SON DE AQUI
"Every one who goes to Fania is good," says Adrian Reyes, founder, onetime trumpeter and now manager of Son de Aqui, adding that his band "plays pretty much the salsa dura, the old salsa from the beginning, the music that you hear on the radio where the classic band is the Fania All-Stars -- we play that kind of music. And while we pretty much concentrate on salsa and Latin jazz, we also play merengue and reggae, just in case people ask for it."
Son de Aqui has been together for a little over a year, though many of its members have been playing in the Washington area for much longer. The lineup features pianist and musical director Julio Torrejon, Carlos Rubio on bongos, Andy Caceda on timbales, Marciano Gonzalez on congas, Christian Gonzalez on bass, Giancarlos Alfaro on baritone sax, Alberto Tirado on trombone, Marco Alzamora and Johnny Iyquipa on trumpet, and singers Wilfredo Garcia, Ivan Loyola and Gustavo Principal. Except Tirado, who is from Puerto Rico, all are originally from Peru.
"We knew each other from Peru because we all used to play in groups there," Reyes says. In fact, much of Son de Aqui's lineup derived from three of Peru's most popular salsa bands, La Clave del Callao, Orquesta Progressiva del Callao and Orquesta Antonio Cartagena. The musicians first came to Washington when those bands toured the United States. "Some stayed, and we decided to put them together in one band," Reyes says.
Adds Torrejon, "Now the idea is to play salsa dura and salsa romantico."
As it prepares to record its debut album in the fall, Son de Aqui can be heard in monthly shows at H20 and the Musica Cafe in Falls Church.
LATIN JAZZ ALL-STARS
"We don't do all salsa, but if people want to hear it, that's no problem," says master percussionist Joe "Killer Joe" Falero, leader and musical director of the Latin Jazz All-Stars. Together since November 2002, the ensemble has an expansive repertoire, which Falero describes as "Latin jazz, mambo, cha-cha, rumba, merengue, boleros . . . and salsa. We are a performance band, but if people want to dance, we have the ability to change rhythms so they can dance."
As for "Latin jazz," Falero describes it as "basically like mambo or salsa but without the singing. With us, the singing part is played by the flute or piano doing the melody of the tune."

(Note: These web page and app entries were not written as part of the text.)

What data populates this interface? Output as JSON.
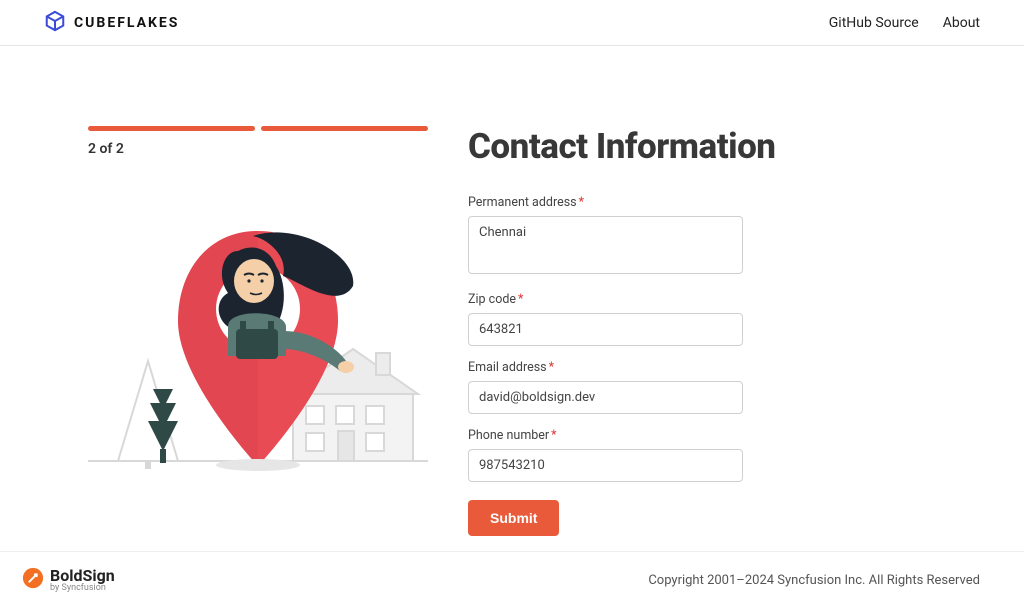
{
  "header": {
    "brand": "CUBEFLAKES",
    "nav": {
      "github": "GitHub Source",
      "about": "About"
    }
  },
  "progress": {
    "label": "2 of 2"
  },
  "form": {
    "title": "Contact Information",
    "address": {
      "label": "Permanent address",
      "value": "Chennai"
    },
    "zip": {
      "label": "Zip code",
      "value": "643821"
    },
    "email": {
      "label": "Email address",
      "value": "david@boldsign.dev"
    },
    "phone": {
      "label": "Phone number",
      "value": "987543210"
    },
    "submit": "Submit"
  },
  "footer": {
    "brand_main": "BoldSign",
    "brand_sub": "by Syncfusion",
    "copyright": "Copyright 2001–2024 Syncfusion Inc. All Rights Reserved"
  }
}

The core of the Latin Jazz All-Stars is a quintet consisting of Puerto Rico-born Falero on congas, bongos and timbales -- "all the Latin American percussion instruments," he notes -- as well as "flutologist" Arch "AT" Thompson, pianist Oscar Perez, bassist Tony Acevedo and singer Rafe Alvarez, who also doubles on bongos. The group can grow to as many as 14 pieces; Friday's ensemble will number eight, Falero says. "It all depends on the money."
While there are some arrangements that can be used by the larger ensembles, Falero points out that they're not really needed because the All-Stars tend to do "standards that the musicians know by heart: 'Oye Como Va,' 'Guantanamera,' 'Watermelon Man,' 'Girl From Ipanema'. . . . They don't need arrangements for that. Basically, almost all we play are the greatest hits of Latin American music."
Which, Falero says, seems to please their audiences. "I keep changing rhythms so we can please people from different parts of the globe, because everybody doesn't like the same kind of music. People say they like that we keep changing rhythms. And I want to keep the people happy."
At Friday's concert, some of the area's finest salsa dancers will dance to the live music. The dancers are being provided by Eileen Torres Productions.